a disorder of newborn animals, most commonly foals, characterized by the formation of a hyalin-like membrane lining the terminal respiratory passages. Neonates with this disease do not secrete adequate quantities of surfactant, which is secreted by type II alveolar epithelial cells, and decreases the surface tension of the fluids lining the alveoli and bronchioles. When the surface tension is kept low, air can pass through the fluids and into the alveoli. If the surface tension is not decreased by adequate supplies of surfactant, the alveoli cannot fill with air and there is partial or complete collapse of the lung (atelectasis). Thus the foal with hyaline membrane disease suffers from respiratory embarrassment with severe dyspnea. See also neonatal maladjustment syndrome.

Patient discussion about hyaline

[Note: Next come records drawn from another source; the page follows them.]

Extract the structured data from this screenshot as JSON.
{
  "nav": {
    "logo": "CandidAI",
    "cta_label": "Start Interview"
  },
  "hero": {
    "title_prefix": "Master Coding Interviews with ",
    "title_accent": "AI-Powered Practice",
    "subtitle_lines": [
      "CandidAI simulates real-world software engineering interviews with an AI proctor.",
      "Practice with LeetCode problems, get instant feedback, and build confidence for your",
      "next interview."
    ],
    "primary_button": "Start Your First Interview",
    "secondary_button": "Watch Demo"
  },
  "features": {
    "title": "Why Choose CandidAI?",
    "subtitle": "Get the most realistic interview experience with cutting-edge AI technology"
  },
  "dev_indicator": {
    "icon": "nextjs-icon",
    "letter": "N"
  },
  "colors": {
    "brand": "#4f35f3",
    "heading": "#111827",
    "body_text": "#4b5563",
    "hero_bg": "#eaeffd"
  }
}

Q. HYALINE MEMBRANE DISEASE in pre-mature infants;what are the causes of it in pregnant women?

A. the cause of Hyaline Membrane disease is pre-mature birth. while the fetus develop, about in the 29th week a substance called surfactant is created in the lungs. this substance's function is to change the surface tension of the fluid in the lungs- therefore decreasing it's force. the surface tension tends to shrink the lungs and can cause the lungs to collapse. so a premature baby wouldn't be able to breath properly.

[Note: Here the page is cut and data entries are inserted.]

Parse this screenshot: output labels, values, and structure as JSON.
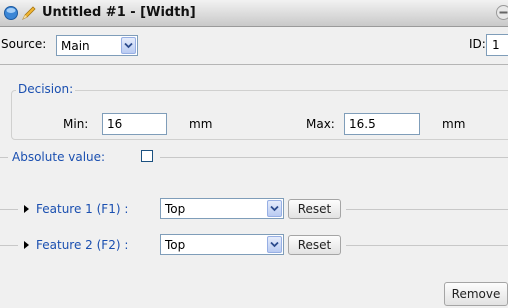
{
  "window": {
    "title": "Untitled #1 - [Width]"
  },
  "icons": {
    "orb": "window-orb-icon",
    "pen": "pencil-icon",
    "collapse": "collapse-icon",
    "dropdown": "chevron-down-icon",
    "expand": "triangle-right-icon"
  },
  "toolbar": {
    "source_label": "Source:",
    "source_value": "Main",
    "id_label": "ID:",
    "id_value": "1"
  },
  "decision": {
    "legend": "Decision:",
    "min_label": "Min:",
    "min_value": "16",
    "min_unit": "mm",
    "max_label": "Max:",
    "max_value": "16.5",
    "max_unit": "mm"
  },
  "absolute_value": {
    "label": "Absolute value:",
    "checked": false
  },
  "features": [
    {
      "label": "Feature 1 (F1) :",
      "value": "Top",
      "reset_label": "Reset"
    },
    {
      "label": "Feature 2 (F2) :",
      "value": "Top",
      "reset_label": "Reset"
    }
  ],
  "remove_label": "Remove",
  "colors": {
    "accent": "#1a4fb0",
    "panel": "#f0f0f0"
  }
}
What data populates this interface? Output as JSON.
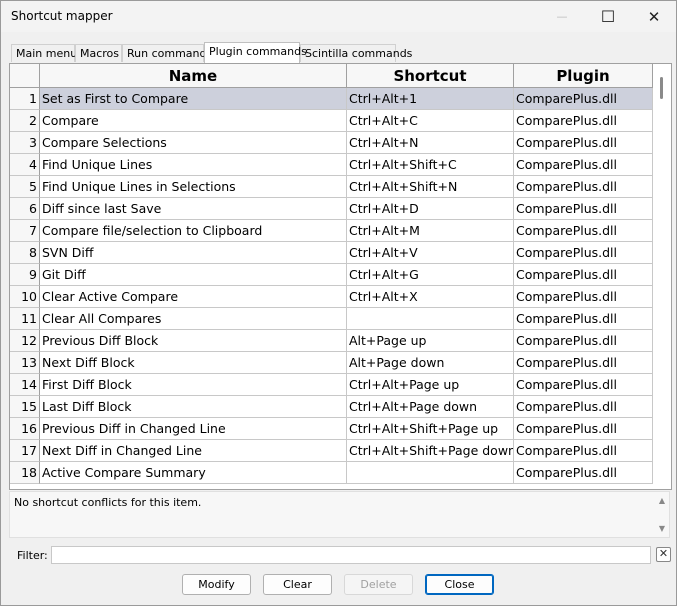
{
  "window": {
    "title": "Shortcut mapper"
  },
  "titlebar": {
    "minimize_glyph": "—",
    "maximize_glyph": "☐",
    "close_glyph": "✕"
  },
  "tabs": [
    {
      "label": "Main menu"
    },
    {
      "label": "Macros"
    },
    {
      "label": "Run commands"
    },
    {
      "label": "Plugin commands"
    },
    {
      "label": "Scintilla commands"
    }
  ],
  "active_tab": "Plugin commands",
  "table": {
    "columns": [
      "Name",
      "Shortcut",
      "Plugin"
    ],
    "selected_row": 1,
    "rows": [
      {
        "num": "1",
        "name": "Set as First to Compare",
        "shortcut": "Ctrl+Alt+1",
        "plugin": "ComparePlus.dll"
      },
      {
        "num": "2",
        "name": "Compare",
        "shortcut": "Ctrl+Alt+C",
        "plugin": "ComparePlus.dll"
      },
      {
        "num": "3",
        "name": "Compare Selections",
        "shortcut": "Ctrl+Alt+N",
        "plugin": "ComparePlus.dll"
      },
      {
        "num": "4",
        "name": "Find Unique Lines",
        "shortcut": "Ctrl+Alt+Shift+C",
        "plugin": "ComparePlus.dll"
      },
      {
        "num": "5",
        "name": "Find Unique Lines in Selections",
        "shortcut": "Ctrl+Alt+Shift+N",
        "plugin": "ComparePlus.dll"
      },
      {
        "num": "6",
        "name": "Diff since last Save",
        "shortcut": "Ctrl+Alt+D",
        "plugin": "ComparePlus.dll"
      },
      {
        "num": "7",
        "name": "Compare file/selection to Clipboard",
        "shortcut": "Ctrl+Alt+M",
        "plugin": "ComparePlus.dll"
      },
      {
        "num": "8",
        "name": "SVN Diff",
        "shortcut": "Ctrl+Alt+V",
        "plugin": "ComparePlus.dll"
      },
      {
        "num": "9",
        "name": "Git Diff",
        "shortcut": "Ctrl+Alt+G",
        "plugin": "ComparePlus.dll"
      },
      {
        "num": "10",
        "name": "Clear Active Compare",
        "shortcut": "Ctrl+Alt+X",
        "plugin": "ComparePlus.dll"
      },
      {
        "num": "11",
        "name": "Clear All Compares",
        "shortcut": "",
        "plugin": "ComparePlus.dll"
      },
      {
        "num": "12",
        "name": "Previous Diff Block",
        "shortcut": "Alt+Page up",
        "plugin": "ComparePlus.dll"
      },
      {
        "num": "13",
        "name": "Next Diff Block",
        "shortcut": "Alt+Page down",
        "plugin": "ComparePlus.dll"
      },
      {
        "num": "14",
        "name": "First Diff Block",
        "shortcut": "Ctrl+Alt+Page up",
        "plugin": "ComparePlus.dll"
      },
      {
        "num": "15",
        "name": "Last Diff Block",
        "shortcut": "Ctrl+Alt+Page down",
        "plugin": "ComparePlus.dll"
      },
      {
        "num": "16",
        "name": "Previous Diff in Changed Line",
        "shortcut": "Ctrl+Alt+Shift+Page up",
        "plugin": "ComparePlus.dll"
      },
      {
        "num": "17",
        "name": "Next Diff in Changed Line",
        "shortcut": "Ctrl+Alt+Shift+Page down",
        "plugin": "ComparePlus.dll"
      },
      {
        "num": "18",
        "name": "Active Compare Summary",
        "shortcut": "",
        "plugin": "ComparePlus.dll"
      }
    ]
  },
  "conflict": {
    "text": "No shortcut conflicts for this item."
  },
  "filter": {
    "label": "Filter:",
    "value": "",
    "clear_glyph": "✕"
  },
  "buttons": {
    "modify": "Modify",
    "clear": "Clear",
    "delete": "Delete",
    "close": "Close"
  },
  "colors": {
    "selected_row": "#cdd0dc",
    "default_button_border": "#0067c0"
  }
}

More discussions about hyaline
References in periodicals archive ?
DIAGNOSIS: Easily recognized by the ovoid body, smooth and rounded head, usually widely hyaline hemelytra with the partly pigmented apices of the corium and cuneus (Fig.
A year's growth was represented by an opaque and hyaline (translucent) zone--at annulus.

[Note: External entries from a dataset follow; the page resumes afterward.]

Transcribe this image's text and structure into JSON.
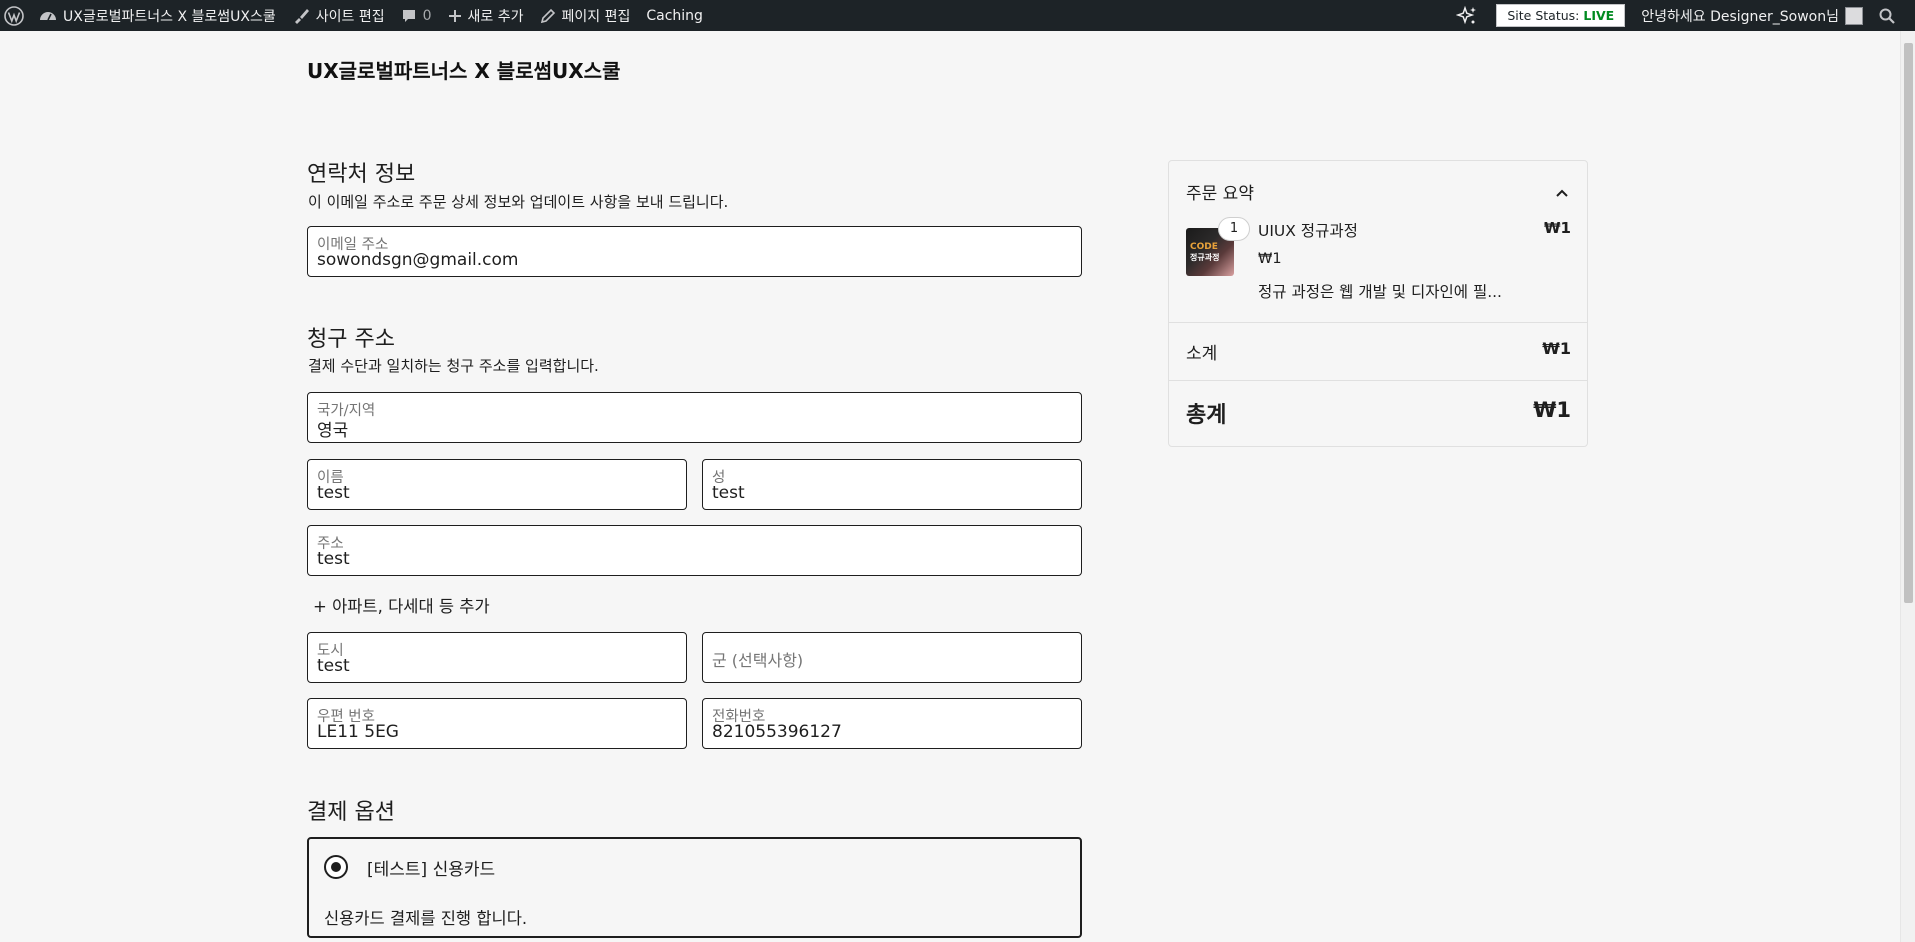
{
  "adminbar": {
    "site_name": "UX글로벌파트너스 X 블로썸UX스쿨",
    "edit_site": "사이트 편집",
    "comments_count": "0",
    "new_item": "새로 추가",
    "edit_page": "페이지 편집",
    "caching": "Caching",
    "site_status_prefix": "Site Status:",
    "site_status_value": "LIVE",
    "greeting": "안녕하세요 Designer_Sowon님"
  },
  "header": {
    "site_title": "UX글로벌파트너스 X 블로썸UX스쿨"
  },
  "contact": {
    "heading": "연락처 정보",
    "description": "이 이메일 주소로 주문 상세 정보와 업데이트 사항을 보내 드립니다.",
    "email_label": "이메일 주소",
    "email_value": "sowondsgn@gmail.com"
  },
  "billing": {
    "heading": "청구 주소",
    "description": "결제 수단과 일치하는 청구 주소를 입력합니다.",
    "country_label": "국가/지역",
    "country_value": "영국",
    "first_name_label": "이름",
    "first_name_value": "test",
    "last_name_label": "성",
    "last_name_value": "test",
    "address_label": "주소",
    "address_value": "test",
    "add_apartment": "+ 아파트, 다세대 등 추가",
    "city_label": "도시",
    "city_value": "test",
    "county_placeholder": "군 (선택사항)",
    "postcode_label": "우편 번호",
    "postcode_value": "LE11 5EG",
    "phone_label": "전화번호",
    "phone_value": "821055396127"
  },
  "payment": {
    "heading": "결제 옵션",
    "option_label": "[테스트] 신용카드",
    "option_description": "신용카드 결제를 진행 합니다."
  },
  "summary": {
    "title": "주문 요약",
    "product": {
      "quantity": "1",
      "name": "UIUX 정규과정",
      "line_total": "₩1",
      "unit_price": "₩1",
      "description": "정규 과정은 웹 개발 및 디자인에 필...",
      "image_text_1": "CODE",
      "image_text_2": "정규과정"
    },
    "subtotal_label": "소계",
    "subtotal_value": "₩1",
    "total_label": "총계",
    "total_value": "₩1"
  },
  "colors": {
    "adminbar_bg": "#1d2327",
    "page_bg": "#f6f6f6",
    "status_live": "#008a20"
  }
}
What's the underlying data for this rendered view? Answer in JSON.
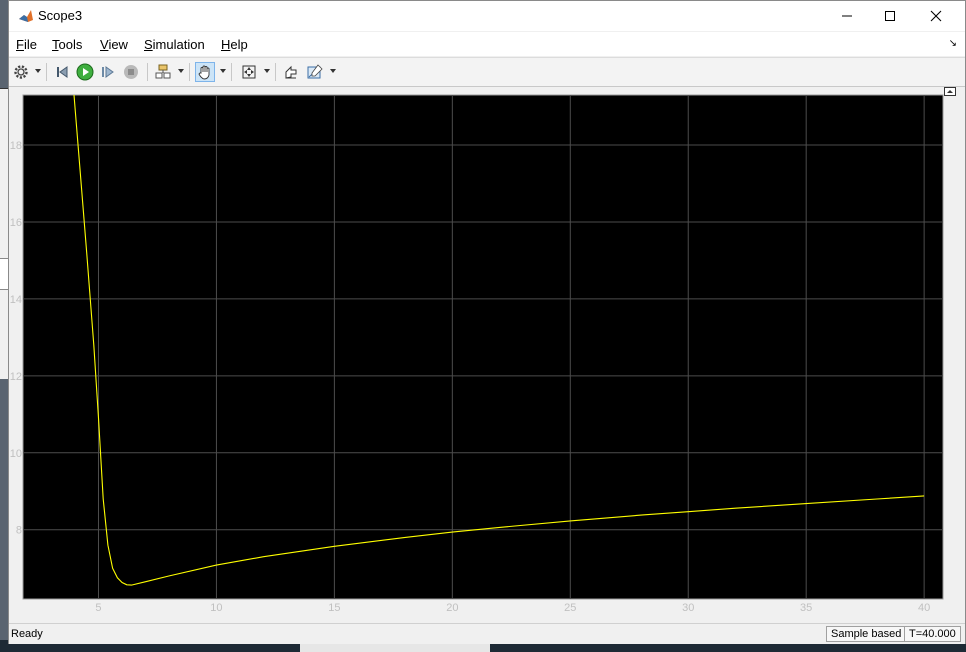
{
  "window": {
    "title": "Scope3"
  },
  "menu": [
    "File",
    "Tools",
    "View",
    "Simulation",
    "Help"
  ],
  "menu_mnemonic": [
    "F",
    "T",
    "V",
    "S",
    "H"
  ],
  "toolbar": {
    "buttons": [
      "settings-icon",
      "step-back-icon",
      "run-icon",
      "step-forward-icon",
      "stop-icon",
      "highlight-block-icon",
      "pan-hand-icon",
      "zoom-fit-icon",
      "restore-view-icon",
      "cursor-measure-icon"
    ]
  },
  "status": {
    "ready": "Ready",
    "mode": "Sample based",
    "time": "T=40.000"
  },
  "colors": {
    "plot_bg": "#000000",
    "grid": "#4d4d4d",
    "trace": "#ffff00",
    "tick": "#c0c0c0"
  },
  "chart_data": {
    "type": "line",
    "title": "",
    "xlabel": "",
    "ylabel": "",
    "xlim": [
      1.8,
      40.8
    ],
    "ylim": [
      6.2,
      19.3
    ],
    "xticks": [
      5,
      10,
      15,
      20,
      25,
      30,
      35,
      40
    ],
    "yticks": [
      8,
      10,
      12,
      14,
      16,
      18
    ],
    "grid": true,
    "series": [
      {
        "x": [
          3.96,
          4.2,
          4.5,
          4.8,
          5.0,
          5.2,
          5.4,
          5.6,
          5.8,
          6.0,
          6.2,
          6.4,
          7,
          8,
          10,
          12,
          15,
          18,
          20,
          22,
          25,
          28,
          30,
          32,
          35,
          38,
          40
        ],
        "y": [
          19.3,
          17.5,
          15.2,
          12.8,
          10.9,
          8.8,
          7.6,
          7.0,
          6.75,
          6.63,
          6.57,
          6.56,
          6.65,
          6.8,
          7.08,
          7.3,
          7.57,
          7.8,
          7.94,
          8.06,
          8.23,
          8.38,
          8.47,
          8.56,
          8.68,
          8.8,
          8.88
        ]
      }
    ]
  }
}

7 mm long; with hyaline costal cell; pterostigma yellow; distance from wing base to apex of vein [R.
Castleman disease exists in two distinct histologic variants--the hyaline vascular type and the plasma cell type.
This lesion is characterized by an accumulation of hyaline, eosinophilic, homogenous material between the endothelial cells and the GBM of the capillary loops.
Pronotum pale brown and nearly hyaline with complex blackish brown marks as shown Fig.
Unlike the concept behind marrow stimulation techniques, the goal of tissue transplantation is the restoration of hyaline cartilage.
Upon resection, all had lobulated bland hyaline cartilage that was positive for S100 and vimentin, and negative for AE1/AE3, p53 and Ki-67.
Always without firm sheaths, but sometimes with mucilaginous, hyaline, colorless envelopes.
2]-2A; 9 yellowish hyaline spots, 2 fused inside the discal cell (slightly separated in some specimens), 3 subapical in R3-[M.
Replacing the glossy hyaline cartilage that coats the ends of bones has been an elusive goal with a long learning curve.
Microscopic examination revealed well-differentiated hyaline cartilage arranged in lobules; there were no atypical cells, multinucleation, or mitotic activity (Figure 3).